|10 – 50 websites||8.33|
|over 50 websites||8.06|
In general, the more sites you host, the happier you are (except for hosting more than 50 sites … I guess this scenario carries its own challenges).
Do many people host their own sites?
That’s an interesting thing to look at. Here are the answers that can be interpreted as “hosting myself”:
|Hosting setup||# of votes|
|My own server/company/host||54|
Together, those answers account for a mere 1.66% of all entries.
What do the results of this WordPress hosting survey mean for us?
Companies like Bluehost or GoDaddy haven’t been the top recommendations among WordPress pros or developers. We usually point our users to offers like SiteGround or WP Engine. But should that indeed be the go-to hosting advice?
While me and you are probably not the target for, say, GoDaddy hosting, myriads of users around the globe seem to enjoy it just fine, and the rating given in our survey – 7.43 – is far from something we can consider bad.
Even though speed and performance was pretty high on our “what you value most” list, there are other factors that look to be much more important – chiefly price, support and customer service.
For most businesses, a basic brochure website is all they need, and for that purpose, most cheap hosts should be able to deliver.
But what do you think? Are you likely to recommend Bluehost or GoDaddy to someone looking for a WordPress host? Let us know in the comments.
Get the data file of this WordPress hosting survey
Here’s the raw-data export in case you want to analyze the results on your own. Don’t forget to let us know if you find anything interesting!

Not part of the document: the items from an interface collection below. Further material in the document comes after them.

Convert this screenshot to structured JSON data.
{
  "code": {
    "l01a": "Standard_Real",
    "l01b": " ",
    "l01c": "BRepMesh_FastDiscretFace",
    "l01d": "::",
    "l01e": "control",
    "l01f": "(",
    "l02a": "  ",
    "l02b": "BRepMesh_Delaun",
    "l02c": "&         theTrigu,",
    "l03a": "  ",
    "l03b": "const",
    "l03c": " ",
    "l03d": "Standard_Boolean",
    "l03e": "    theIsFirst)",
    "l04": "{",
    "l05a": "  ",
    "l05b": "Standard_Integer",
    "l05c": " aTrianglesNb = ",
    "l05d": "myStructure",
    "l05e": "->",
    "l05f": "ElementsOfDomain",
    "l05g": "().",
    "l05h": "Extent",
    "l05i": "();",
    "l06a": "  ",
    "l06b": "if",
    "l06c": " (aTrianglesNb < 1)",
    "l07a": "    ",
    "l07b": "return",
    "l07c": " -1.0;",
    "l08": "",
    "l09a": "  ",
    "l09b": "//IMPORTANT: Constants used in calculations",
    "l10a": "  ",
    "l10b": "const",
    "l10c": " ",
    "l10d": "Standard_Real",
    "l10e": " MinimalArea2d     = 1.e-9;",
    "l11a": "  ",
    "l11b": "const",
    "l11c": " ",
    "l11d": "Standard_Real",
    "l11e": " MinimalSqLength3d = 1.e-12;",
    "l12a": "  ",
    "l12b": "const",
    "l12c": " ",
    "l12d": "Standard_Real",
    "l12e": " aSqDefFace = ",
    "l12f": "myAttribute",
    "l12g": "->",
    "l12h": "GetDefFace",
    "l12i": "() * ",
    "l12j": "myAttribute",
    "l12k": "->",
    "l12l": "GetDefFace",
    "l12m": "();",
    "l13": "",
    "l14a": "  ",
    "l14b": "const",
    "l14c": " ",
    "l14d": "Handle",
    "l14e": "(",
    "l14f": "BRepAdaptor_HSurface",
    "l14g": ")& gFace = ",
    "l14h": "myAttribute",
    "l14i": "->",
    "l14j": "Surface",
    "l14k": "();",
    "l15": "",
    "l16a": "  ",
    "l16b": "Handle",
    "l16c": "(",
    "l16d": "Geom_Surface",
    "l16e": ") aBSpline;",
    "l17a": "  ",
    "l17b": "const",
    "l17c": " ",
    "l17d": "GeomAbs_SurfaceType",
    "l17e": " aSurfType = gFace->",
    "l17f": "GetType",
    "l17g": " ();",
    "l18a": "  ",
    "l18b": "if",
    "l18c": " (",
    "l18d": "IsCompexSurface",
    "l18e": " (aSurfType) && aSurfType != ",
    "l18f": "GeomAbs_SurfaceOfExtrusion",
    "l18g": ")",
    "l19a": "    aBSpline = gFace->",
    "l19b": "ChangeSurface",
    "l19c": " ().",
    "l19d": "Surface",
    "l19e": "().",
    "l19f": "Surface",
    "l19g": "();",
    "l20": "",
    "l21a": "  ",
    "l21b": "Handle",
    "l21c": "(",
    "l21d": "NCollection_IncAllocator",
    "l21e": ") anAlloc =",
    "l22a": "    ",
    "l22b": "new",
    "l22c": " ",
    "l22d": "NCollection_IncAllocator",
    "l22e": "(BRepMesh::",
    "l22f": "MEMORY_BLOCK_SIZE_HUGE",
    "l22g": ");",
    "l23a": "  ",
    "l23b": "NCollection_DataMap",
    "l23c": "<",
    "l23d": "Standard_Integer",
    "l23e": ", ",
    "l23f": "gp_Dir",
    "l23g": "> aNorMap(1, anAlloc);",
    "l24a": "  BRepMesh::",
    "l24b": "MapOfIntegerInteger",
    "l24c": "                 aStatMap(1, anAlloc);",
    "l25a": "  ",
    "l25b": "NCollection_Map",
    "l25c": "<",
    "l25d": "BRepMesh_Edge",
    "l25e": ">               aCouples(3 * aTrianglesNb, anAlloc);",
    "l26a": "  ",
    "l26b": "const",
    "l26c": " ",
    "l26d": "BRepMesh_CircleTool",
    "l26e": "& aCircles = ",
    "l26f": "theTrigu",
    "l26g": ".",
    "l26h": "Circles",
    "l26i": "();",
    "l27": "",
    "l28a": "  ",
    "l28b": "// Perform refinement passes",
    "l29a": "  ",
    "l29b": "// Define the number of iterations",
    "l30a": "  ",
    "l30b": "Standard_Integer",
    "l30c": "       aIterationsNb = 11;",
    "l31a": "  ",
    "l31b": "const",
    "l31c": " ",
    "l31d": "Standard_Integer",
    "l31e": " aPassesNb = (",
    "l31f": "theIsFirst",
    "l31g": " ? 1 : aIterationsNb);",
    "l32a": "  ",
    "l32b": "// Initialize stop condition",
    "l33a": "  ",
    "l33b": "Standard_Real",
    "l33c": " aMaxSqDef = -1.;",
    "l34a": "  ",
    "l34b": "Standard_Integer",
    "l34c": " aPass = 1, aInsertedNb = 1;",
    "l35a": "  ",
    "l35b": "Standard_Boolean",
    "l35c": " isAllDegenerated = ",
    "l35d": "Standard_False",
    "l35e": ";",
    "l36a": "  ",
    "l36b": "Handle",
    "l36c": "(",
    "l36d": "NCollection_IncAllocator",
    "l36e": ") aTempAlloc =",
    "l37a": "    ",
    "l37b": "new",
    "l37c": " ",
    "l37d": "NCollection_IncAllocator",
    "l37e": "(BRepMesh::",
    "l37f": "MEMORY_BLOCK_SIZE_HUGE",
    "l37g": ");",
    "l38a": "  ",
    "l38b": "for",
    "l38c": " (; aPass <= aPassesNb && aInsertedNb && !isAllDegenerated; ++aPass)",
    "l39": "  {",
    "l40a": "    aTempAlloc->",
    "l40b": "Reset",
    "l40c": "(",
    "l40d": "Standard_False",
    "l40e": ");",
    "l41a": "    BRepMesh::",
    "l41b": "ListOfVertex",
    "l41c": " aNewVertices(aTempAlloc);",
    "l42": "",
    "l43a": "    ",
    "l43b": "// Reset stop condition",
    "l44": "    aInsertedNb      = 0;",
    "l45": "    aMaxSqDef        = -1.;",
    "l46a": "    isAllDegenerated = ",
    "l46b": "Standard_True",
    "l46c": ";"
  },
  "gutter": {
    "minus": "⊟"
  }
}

Don’t forget to join our crash course on speeding up your WordPress site. With some simple fixes, you can reduce your loading time by even 50-80%: